Source data section start

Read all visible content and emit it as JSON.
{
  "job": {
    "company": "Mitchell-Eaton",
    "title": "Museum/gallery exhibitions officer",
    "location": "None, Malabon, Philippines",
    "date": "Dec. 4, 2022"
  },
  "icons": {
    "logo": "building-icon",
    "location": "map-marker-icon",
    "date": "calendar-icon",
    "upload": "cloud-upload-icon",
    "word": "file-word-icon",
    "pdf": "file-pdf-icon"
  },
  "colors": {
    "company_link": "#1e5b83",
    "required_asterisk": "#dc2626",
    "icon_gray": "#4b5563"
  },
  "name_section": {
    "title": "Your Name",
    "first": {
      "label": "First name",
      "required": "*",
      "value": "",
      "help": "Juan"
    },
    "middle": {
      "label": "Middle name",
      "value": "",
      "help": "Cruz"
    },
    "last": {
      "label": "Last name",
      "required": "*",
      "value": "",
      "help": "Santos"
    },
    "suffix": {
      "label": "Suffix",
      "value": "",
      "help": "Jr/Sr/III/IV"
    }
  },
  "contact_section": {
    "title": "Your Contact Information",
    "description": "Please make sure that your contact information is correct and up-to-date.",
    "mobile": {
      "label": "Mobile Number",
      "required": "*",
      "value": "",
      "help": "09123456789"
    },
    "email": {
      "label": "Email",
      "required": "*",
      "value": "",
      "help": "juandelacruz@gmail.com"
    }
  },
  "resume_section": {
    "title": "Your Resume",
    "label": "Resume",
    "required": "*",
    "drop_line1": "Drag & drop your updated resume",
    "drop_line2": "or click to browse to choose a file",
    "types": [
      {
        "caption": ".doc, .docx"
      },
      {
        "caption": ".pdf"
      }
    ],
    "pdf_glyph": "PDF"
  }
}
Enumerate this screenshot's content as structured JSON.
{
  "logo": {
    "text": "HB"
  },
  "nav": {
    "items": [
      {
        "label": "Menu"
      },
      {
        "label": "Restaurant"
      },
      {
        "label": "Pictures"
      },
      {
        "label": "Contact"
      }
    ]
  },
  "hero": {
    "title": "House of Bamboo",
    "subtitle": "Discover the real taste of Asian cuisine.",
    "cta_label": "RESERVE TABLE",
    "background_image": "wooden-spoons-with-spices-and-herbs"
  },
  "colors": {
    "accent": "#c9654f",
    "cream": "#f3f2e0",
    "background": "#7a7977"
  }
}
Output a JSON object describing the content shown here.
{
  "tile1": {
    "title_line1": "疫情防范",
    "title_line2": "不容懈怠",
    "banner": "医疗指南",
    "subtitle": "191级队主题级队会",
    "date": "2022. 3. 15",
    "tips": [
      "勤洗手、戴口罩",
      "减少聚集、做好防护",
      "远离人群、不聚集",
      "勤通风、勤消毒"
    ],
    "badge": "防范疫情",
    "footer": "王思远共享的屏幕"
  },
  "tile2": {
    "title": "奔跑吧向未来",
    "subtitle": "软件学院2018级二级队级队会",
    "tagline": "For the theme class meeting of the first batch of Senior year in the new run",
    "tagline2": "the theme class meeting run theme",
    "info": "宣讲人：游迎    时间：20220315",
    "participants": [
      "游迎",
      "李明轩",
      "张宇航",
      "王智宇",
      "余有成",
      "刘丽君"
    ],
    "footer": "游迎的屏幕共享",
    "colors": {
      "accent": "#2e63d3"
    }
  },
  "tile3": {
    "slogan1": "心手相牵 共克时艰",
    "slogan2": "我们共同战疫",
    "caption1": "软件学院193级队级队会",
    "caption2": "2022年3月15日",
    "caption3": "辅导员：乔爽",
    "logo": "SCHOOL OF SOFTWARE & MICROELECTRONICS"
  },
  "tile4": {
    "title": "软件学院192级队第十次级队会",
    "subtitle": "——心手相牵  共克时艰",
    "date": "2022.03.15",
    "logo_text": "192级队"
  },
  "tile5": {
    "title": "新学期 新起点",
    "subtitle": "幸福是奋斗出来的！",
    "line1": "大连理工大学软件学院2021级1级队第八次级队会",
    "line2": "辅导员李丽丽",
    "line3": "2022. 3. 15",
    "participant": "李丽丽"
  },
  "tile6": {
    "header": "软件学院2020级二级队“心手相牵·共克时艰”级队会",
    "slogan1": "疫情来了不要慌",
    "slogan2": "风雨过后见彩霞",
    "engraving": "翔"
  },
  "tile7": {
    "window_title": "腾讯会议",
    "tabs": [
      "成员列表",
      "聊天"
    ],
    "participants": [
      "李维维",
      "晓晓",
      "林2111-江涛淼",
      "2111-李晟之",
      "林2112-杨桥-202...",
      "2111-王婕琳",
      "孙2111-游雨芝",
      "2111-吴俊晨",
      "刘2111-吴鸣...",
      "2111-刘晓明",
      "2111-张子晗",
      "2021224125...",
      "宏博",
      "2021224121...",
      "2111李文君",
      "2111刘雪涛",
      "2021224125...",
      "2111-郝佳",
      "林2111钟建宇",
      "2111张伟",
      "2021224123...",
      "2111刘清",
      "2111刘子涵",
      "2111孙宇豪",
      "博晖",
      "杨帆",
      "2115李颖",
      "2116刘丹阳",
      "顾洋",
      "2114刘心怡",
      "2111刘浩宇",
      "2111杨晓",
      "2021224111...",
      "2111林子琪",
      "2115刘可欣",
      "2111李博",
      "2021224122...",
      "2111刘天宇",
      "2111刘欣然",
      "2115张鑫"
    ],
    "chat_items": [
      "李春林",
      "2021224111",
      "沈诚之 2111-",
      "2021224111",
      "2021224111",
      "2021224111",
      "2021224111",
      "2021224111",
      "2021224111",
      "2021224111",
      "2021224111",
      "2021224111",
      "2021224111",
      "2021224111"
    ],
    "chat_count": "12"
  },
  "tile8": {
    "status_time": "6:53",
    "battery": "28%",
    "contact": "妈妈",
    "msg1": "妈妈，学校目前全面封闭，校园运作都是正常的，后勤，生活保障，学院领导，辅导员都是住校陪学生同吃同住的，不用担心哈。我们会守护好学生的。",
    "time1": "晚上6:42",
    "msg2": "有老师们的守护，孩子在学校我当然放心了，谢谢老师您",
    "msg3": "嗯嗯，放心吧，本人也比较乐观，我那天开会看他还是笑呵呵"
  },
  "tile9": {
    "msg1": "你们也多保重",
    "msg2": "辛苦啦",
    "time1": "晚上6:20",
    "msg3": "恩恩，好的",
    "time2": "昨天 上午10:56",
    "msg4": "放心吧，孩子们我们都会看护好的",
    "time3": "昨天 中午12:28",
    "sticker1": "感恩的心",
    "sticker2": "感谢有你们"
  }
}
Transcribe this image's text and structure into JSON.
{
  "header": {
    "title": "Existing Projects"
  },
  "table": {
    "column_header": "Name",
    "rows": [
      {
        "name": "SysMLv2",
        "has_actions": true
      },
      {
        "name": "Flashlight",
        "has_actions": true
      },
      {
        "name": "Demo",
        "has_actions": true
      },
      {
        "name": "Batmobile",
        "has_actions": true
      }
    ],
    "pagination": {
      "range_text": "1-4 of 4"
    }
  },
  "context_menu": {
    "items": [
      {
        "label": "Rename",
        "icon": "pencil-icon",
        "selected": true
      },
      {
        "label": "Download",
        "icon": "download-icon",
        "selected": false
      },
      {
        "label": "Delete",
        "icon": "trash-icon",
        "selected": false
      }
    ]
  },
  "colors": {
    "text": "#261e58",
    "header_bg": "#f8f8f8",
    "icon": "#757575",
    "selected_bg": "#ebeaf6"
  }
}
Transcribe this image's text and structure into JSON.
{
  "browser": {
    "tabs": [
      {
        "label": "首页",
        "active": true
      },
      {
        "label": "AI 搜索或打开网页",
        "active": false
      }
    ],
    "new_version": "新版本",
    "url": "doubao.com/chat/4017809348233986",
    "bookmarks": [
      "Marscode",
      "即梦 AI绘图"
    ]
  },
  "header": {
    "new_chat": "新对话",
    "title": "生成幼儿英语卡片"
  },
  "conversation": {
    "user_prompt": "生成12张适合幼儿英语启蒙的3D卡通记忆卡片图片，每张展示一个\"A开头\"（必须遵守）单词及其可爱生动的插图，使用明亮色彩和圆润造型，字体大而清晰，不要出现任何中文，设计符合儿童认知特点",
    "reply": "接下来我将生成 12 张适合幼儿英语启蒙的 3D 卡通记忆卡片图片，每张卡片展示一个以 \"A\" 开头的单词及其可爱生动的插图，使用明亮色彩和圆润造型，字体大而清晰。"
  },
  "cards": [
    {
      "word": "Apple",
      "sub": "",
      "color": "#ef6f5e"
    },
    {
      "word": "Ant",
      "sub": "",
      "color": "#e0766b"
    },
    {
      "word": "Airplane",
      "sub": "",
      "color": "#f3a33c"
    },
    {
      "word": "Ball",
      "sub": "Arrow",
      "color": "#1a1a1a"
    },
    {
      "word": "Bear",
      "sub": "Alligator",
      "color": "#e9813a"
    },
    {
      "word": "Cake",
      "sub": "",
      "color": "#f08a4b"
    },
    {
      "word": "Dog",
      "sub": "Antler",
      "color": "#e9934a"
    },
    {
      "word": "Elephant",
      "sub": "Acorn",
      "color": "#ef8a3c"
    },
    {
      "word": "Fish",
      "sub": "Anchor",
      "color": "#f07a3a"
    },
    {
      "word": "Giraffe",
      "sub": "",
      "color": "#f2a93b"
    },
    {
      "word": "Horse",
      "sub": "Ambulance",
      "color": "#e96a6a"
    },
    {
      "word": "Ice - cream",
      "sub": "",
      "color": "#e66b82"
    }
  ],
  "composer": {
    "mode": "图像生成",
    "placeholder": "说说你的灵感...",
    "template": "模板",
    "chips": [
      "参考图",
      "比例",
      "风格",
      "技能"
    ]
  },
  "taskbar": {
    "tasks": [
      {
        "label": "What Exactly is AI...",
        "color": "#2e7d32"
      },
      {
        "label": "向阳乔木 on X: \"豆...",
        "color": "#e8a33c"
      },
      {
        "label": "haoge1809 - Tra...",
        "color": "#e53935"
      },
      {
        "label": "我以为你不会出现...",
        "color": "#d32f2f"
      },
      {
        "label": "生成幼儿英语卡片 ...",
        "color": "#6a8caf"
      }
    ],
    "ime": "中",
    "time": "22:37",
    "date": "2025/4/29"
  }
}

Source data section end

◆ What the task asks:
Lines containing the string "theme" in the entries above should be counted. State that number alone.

◆ Answer area:
2